→ **TASK BRIEF**: Would you copy the entries that follow exactly, leaving out every picture?
=== Section Start ===
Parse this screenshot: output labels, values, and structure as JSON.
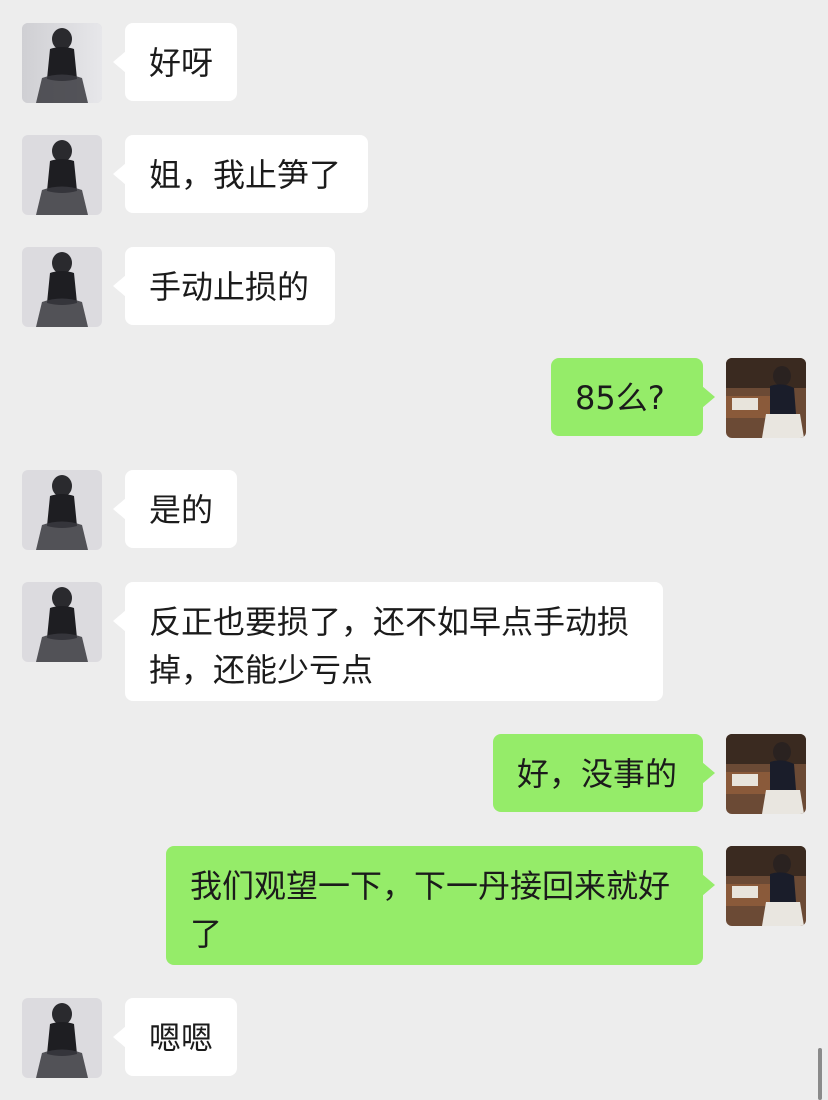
{
  "messages": [
    {
      "side": "left",
      "text": "好呀"
    },
    {
      "side": "left",
      "text": "姐，我止笋了"
    },
    {
      "side": "left",
      "text": "手动止损的"
    },
    {
      "side": "right",
      "text": "85么?"
    },
    {
      "side": "left",
      "text": "是的"
    },
    {
      "side": "left",
      "text": "反正也要损了，还不如早点手动损掉，还能少亏点"
    },
    {
      "side": "right",
      "text": "好，没事的"
    },
    {
      "side": "right",
      "text": "我们观望一下，下一丹接回来就好了"
    },
    {
      "side": "left",
      "text": "嗯嗯"
    }
  ],
  "avatars": {
    "contact": "contact-avatar-woman-black-dress",
    "self": "self-avatar-woman-reading-desk"
  },
  "colors": {
    "background": "#ededed",
    "incoming_bubble": "#ffffff",
    "outgoing_bubble": "#95ec69",
    "text": "#1b1b1b"
  }
}
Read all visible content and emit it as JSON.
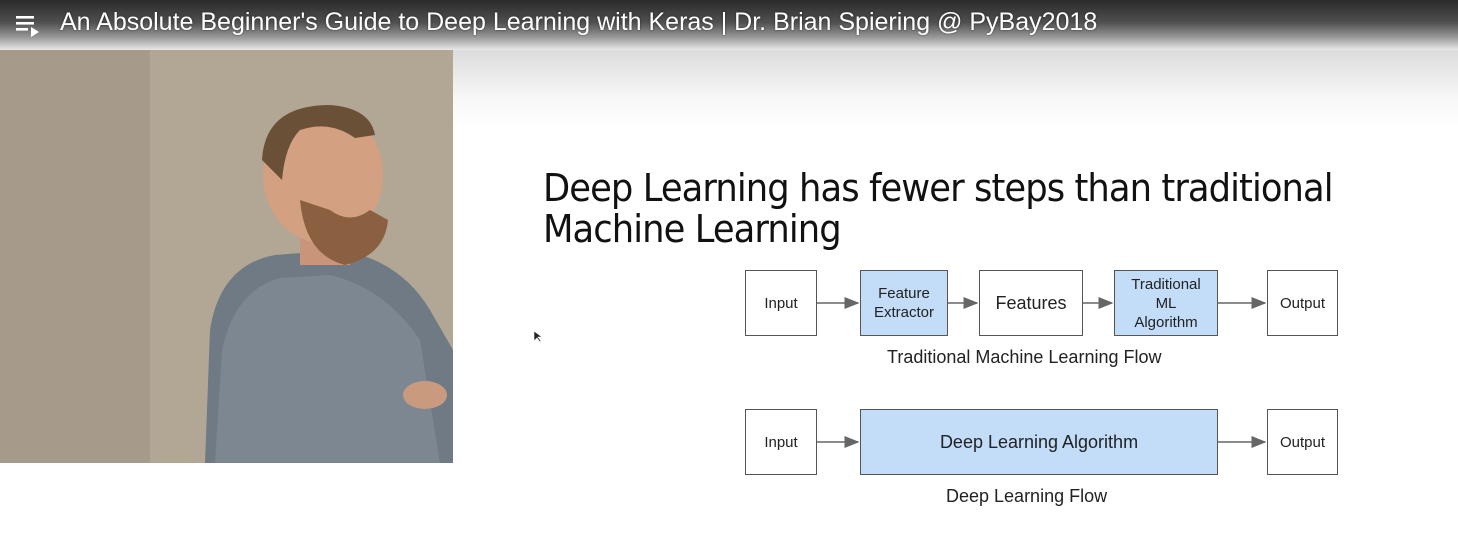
{
  "player": {
    "title": "An Absolute Beginner's Guide to Deep Learning with Keras | Dr. Brian Spiering @ PyBay2018",
    "playlist_icon": "playlist-icon"
  },
  "slide": {
    "heading": "Deep Learning has fewer steps than traditional Machine Learning",
    "traditional_flow": {
      "steps": [
        "Input",
        "Feature Extractor",
        "Features",
        "Traditional ML Algorithm",
        "Output"
      ],
      "label": "Traditional Machine Learning Flow"
    },
    "deep_flow": {
      "steps": [
        "Input",
        "Deep Learning Algorithm",
        "Output"
      ],
      "label": "Deep Learning Flow"
    },
    "highlight_color": "#c3dcf8"
  }
}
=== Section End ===
→ **ANSWER TO THE EXERCISE**:
Parse this screenshot: output labels, values, and structure as JSON.
{
  "messages": [
    {
      "side": "left",
      "text": "好呀"
    },
    {
      "side": "left",
      "text": "姐，我止笋了"
    },
    {
      "side": "left",
      "text": "手动止损的"
    },
    {
      "side": "right",
      "text": "85么?"
    },
    {
      "side": "left",
      "text": "是的"
    },
    {
      "side": "left",
      "text": "反正也要损了，还不如早点手动损掉，还能少亏点"
    },
    {
      "side": "right",
      "text": "好，没事的"
    },
    {
      "side": "right",
      "text": "我们观望一下，下一丹接回来就好了"
    },
    {
      "side": "left",
      "text": "嗯嗯"
    }
  ],
  "avatars": {
    "contact": "contact-avatar-woman-black-dress",
    "self": "self-avatar-woman-reading-desk"
  },
  "colors": {
    "background": "#ededed",
    "incoming_bubble": "#ffffff",
    "outgoing_bubble": "#95ec69",
    "text": "#1b1b1b"
  }
}
Read all visible content and emit it as JSON.
{
  "player": {
    "title": "An Absolute Beginner's Guide to Deep Learning with Keras | Dr. Brian Spiering @ PyBay2018",
    "playlist_icon": "playlist-icon"
  },
  "slide": {
    "heading": "Deep Learning has fewer steps than traditional Machine Learning",
    "traditional_flow": {
      "steps": [
        "Input",
        "Feature Extractor",
        "Features",
        "Traditional ML Algorithm",
        "Output"
      ],
      "label": "Traditional Machine Learning Flow"
    },
    "deep_flow": {
      "steps": [
        "Input",
        "Deep Learning Algorithm",
        "Output"
      ],
      "label": "Deep Learning Flow"
    },
    "highlight_color": "#c3dcf8"
  }
}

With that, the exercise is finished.